Problem requirements —
Nothing in the entries may be altered; copy them all exactly.

*** Dataset excerpts ***

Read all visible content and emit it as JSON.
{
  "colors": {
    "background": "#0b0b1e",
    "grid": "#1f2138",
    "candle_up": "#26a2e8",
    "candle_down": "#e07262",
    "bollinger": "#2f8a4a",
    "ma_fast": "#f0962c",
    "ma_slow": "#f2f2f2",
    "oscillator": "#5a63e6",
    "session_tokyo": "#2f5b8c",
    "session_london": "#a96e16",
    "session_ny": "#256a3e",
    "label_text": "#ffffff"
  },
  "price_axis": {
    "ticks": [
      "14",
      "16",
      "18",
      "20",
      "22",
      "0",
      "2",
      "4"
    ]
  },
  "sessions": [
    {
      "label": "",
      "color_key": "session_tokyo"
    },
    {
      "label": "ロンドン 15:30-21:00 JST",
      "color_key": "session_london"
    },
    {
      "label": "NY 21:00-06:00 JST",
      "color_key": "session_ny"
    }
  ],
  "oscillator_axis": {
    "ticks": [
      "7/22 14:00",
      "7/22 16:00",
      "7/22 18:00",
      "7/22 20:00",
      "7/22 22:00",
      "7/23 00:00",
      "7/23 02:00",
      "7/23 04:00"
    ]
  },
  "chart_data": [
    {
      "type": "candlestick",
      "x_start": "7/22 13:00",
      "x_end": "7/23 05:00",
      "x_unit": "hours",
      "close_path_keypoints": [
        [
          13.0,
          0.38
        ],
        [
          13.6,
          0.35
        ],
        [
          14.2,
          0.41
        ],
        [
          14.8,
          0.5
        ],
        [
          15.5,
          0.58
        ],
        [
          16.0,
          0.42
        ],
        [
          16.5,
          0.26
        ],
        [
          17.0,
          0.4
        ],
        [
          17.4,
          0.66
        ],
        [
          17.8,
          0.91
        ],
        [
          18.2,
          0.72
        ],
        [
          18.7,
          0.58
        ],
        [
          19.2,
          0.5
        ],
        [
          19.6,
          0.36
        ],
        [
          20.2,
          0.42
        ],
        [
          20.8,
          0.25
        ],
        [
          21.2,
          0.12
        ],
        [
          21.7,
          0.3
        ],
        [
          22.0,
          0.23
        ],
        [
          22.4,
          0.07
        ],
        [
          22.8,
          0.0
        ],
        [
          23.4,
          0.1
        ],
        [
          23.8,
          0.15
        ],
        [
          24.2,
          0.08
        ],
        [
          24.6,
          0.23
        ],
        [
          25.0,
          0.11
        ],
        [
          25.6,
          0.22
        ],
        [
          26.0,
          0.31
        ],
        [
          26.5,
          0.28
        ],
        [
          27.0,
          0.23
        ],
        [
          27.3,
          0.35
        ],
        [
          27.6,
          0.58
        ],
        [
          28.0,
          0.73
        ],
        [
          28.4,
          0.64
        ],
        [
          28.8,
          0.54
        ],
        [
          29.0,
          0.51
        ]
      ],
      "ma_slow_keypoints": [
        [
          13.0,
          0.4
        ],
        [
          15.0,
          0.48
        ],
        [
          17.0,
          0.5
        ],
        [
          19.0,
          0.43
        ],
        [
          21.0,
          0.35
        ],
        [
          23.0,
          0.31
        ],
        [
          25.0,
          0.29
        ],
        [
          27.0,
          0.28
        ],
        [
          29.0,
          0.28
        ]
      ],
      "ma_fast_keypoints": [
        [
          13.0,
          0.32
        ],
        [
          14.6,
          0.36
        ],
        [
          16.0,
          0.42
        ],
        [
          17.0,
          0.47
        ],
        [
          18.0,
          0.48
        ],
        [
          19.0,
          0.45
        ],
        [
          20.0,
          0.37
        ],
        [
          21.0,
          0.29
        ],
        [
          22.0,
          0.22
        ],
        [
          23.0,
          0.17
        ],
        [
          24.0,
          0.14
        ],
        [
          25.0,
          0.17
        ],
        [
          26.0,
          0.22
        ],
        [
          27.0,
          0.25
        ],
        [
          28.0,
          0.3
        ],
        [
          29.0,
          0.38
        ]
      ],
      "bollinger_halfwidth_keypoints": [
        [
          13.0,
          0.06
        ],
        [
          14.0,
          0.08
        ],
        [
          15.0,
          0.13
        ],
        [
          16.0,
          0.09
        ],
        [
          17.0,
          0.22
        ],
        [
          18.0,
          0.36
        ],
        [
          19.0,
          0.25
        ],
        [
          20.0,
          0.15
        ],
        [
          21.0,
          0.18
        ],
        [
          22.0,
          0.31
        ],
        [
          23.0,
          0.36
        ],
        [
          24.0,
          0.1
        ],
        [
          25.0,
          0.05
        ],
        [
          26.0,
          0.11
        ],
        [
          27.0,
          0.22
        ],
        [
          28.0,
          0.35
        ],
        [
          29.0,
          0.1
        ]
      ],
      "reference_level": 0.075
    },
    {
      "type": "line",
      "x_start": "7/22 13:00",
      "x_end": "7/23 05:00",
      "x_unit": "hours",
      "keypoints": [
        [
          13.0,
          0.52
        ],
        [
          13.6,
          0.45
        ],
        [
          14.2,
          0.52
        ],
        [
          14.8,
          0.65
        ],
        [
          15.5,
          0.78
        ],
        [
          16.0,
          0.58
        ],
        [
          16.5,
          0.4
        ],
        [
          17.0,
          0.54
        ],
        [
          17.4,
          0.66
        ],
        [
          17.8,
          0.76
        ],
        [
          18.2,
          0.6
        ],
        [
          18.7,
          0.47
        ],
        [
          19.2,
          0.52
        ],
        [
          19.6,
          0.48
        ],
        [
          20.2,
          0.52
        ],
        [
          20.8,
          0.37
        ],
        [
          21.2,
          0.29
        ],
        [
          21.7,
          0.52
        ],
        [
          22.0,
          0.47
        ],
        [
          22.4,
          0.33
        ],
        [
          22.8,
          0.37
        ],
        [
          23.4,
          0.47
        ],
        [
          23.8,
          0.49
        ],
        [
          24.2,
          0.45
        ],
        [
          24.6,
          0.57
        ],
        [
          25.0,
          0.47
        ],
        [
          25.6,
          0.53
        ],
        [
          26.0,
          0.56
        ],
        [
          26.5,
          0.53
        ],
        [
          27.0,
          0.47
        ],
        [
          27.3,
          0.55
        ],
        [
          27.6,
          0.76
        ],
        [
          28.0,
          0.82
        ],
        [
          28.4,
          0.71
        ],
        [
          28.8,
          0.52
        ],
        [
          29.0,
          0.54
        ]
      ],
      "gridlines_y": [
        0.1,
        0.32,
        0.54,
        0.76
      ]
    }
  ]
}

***

Exercise answer —
Read all visible content and emit it as JSON.
{
  "colors": {
    "background": "#0b0b1e",
    "grid": "#1f2138",
    "candle_up": "#26a2e8",
    "candle_down": "#e07262",
    "bollinger": "#2f8a4a",
    "ma_fast": "#f0962c",
    "ma_slow": "#f2f2f2",
    "oscillator": "#5a63e6",
    "session_tokyo": "#2f5b8c",
    "session_london": "#a96e16",
    "session_ny": "#256a3e",
    "label_text": "#ffffff"
  },
  "price_axis": {
    "ticks": [
      "14",
      "16",
      "18",
      "20",
      "22",
      "0",
      "2",
      "4"
    ]
  },
  "sessions": [
    {
      "label": "",
      "color_key": "session_tokyo"
    },
    {
      "label": "ロンドン 15:30-21:00 JST",
      "color_key": "session_london"
    },
    {
      "label": "NY 21:00-06:00 JST",
      "color_key": "session_ny"
    }
  ],
  "oscillator_axis": {
    "ticks": [
      "7/22 14:00",
      "7/22 16:00",
      "7/22 18:00",
      "7/22 20:00",
      "7/22 22:00",
      "7/23 00:00",
      "7/23 02:00",
      "7/23 04:00"
    ]
  },
  "chart_data": [
    {
      "type": "candlestick",
      "x_start": "7/22 13:00",
      "x_end": "7/23 05:00",
      "x_unit": "hours",
      "close_path_keypoints": [
        [
          13.0,
          0.38
        ],
        [
          13.6,
          0.35
        ],
        [
          14.2,
          0.41
        ],
        [
          14.8,
          0.5
        ],
        [
          15.5,
          0.58
        ],
        [
          16.0,
          0.42
        ],
        [
          16.5,
          0.26
        ],
        [
          17.0,
          0.4
        ],
        [
          17.4,
          0.66
        ],
        [
          17.8,
          0.91
        ],
        [
          18.2,
          0.72
        ],
        [
          18.7,
          0.58
        ],
        [
          19.2,
          0.5
        ],
        [
          19.6,
          0.36
        ],
        [
          20.2,
          0.42
        ],
        [
          20.8,
          0.25
        ],
        [
          21.2,
          0.12
        ],
        [
          21.7,
          0.3
        ],
        [
          22.0,
          0.23
        ],
        [
          22.4,
          0.07
        ],
        [
          22.8,
          0.0
        ],
        [
          23.4,
          0.1
        ],
        [
          23.8,
          0.15
        ],
        [
          24.2,
          0.08
        ],
        [
          24.6,
          0.23
        ],
        [
          25.0,
          0.11
        ],
        [
          25.6,
          0.22
        ],
        [
          26.0,
          0.31
        ],
        [
          26.5,
          0.28
        ],
        [
          27.0,
          0.23
        ],
        [
          27.3,
          0.35
        ],
        [
          27.6,
          0.58
        ],
        [
          28.0,
          0.73
        ],
        [
          28.4,
          0.64
        ],
        [
          28.8,
          0.54
        ],
        [
          29.0,
          0.51
        ]
      ],
      "ma_slow_keypoints": [
        [
          13.0,
          0.4
        ],
        [
          15.0,
          0.48
        ],
        [
          17.0,
          0.5
        ],
        [
          19.0,
          0.43
        ],
        [
          21.0,
          0.35
        ],
        [
          23.0,
          0.31
        ],
        [
          25.0,
          0.29
        ],
        [
          27.0,
          0.28
        ],
        [
          29.0,
          0.28
        ]
      ],
      "ma_fast_keypoints": [
        [
          13.0,
          0.32
        ],
        [
          14.6,
          0.36
        ],
        [
          16.0,
          0.42
        ],
        [
          17.0,
          0.47
        ],
        [
          18.0,
          0.48
        ],
        [
          19.0,
          0.45
        ],
        [
          20.0,
          0.37
        ],
        [
          21.0,
          0.29
        ],
        [
          22.0,
          0.22
        ],
        [
          23.0,
          0.17
        ],
        [
          24.0,
          0.14
        ],
        [
          25.0,
          0.17
        ],
        [
          26.0,
          0.22
        ],
        [
          27.0,
          0.25
        ],
        [
          28.0,
          0.3
        ],
        [
          29.0,
          0.38
        ]
      ],
      "bollinger_halfwidth_keypoints": [
        [
          13.0,
          0.06
        ],
        [
          14.0,
          0.08
        ],
        [
          15.0,
          0.13
        ],
        [
          16.0,
          0.09
        ],
        [
          17.0,
          0.22
        ],
        [
          18.0,
          0.36
        ],
        [
          19.0,
          0.25
        ],
        [
          20.0,
          0.15
        ],
        [
          21.0,
          0.18
        ],
        [
          22.0,
          0.31
        ],
        [
          23.0,
          0.36
        ],
        [
          24.0,
          0.1
        ],
        [
          25.0,
          0.05
        ],
        [
          26.0,
          0.11
        ],
        [
          27.0,
          0.22
        ],
        [
          28.0,
          0.35
        ],
        [
          29.0,
          0.1
        ]
      ],
      "reference_level": 0.075
    },
    {
      "type": "line",
      "x_start": "7/22 13:00",
      "x_end": "7/23 05:00",
      "x_unit": "hours",
      "keypoints": [
        [
          13.0,
          0.52
        ],
        [
          13.6,
          0.45
        ],
        [
          14.2,
          0.52
        ],
        [
          14.8,
          0.65
        ],
        [
          15.5,
          0.78
        ],
        [
          16.0,
          0.58
        ],
        [
          16.5,
          0.4
        ],
        [
          17.0,
          0.54
        ],
        [
          17.4,
          0.66
        ],
        [
          17.8,
          0.76
        ],
        [
          18.2,
          0.6
        ],
        [
          18.7,
          0.47
        ],
        [
          19.2,
          0.52
        ],
        [
          19.6,
          0.48
        ],
        [
          20.2,
          0.52
        ],
        [
          20.8,
          0.37
        ],
        [
          21.2,
          0.29
        ],
        [
          21.7,
          0.52
        ],
        [
          22.0,
          0.47
        ],
        [
          22.4,
          0.33
        ],
        [
          22.8,
          0.37
        ],
        [
          23.4,
          0.47
        ],
        [
          23.8,
          0.49
        ],
        [
          24.2,
          0.45
        ],
        [
          24.6,
          0.57
        ],
        [
          25.0,
          0.47
        ],
        [
          25.6,
          0.53
        ],
        [
          26.0,
          0.56
        ],
        [
          26.5,
          0.53
        ],
        [
          27.0,
          0.47
        ],
        [
          27.3,
          0.55
        ],
        [
          27.6,
          0.76
        ],
        [
          28.0,
          0.82
        ],
        [
          28.4,
          0.71
        ],
        [
          28.8,
          0.52
        ],
        [
          29.0,
          0.54
        ]
      ],
      "gridlines_y": [
        0.1,
        0.32,
        0.54,
        0.76
      ]
    }
  ]
}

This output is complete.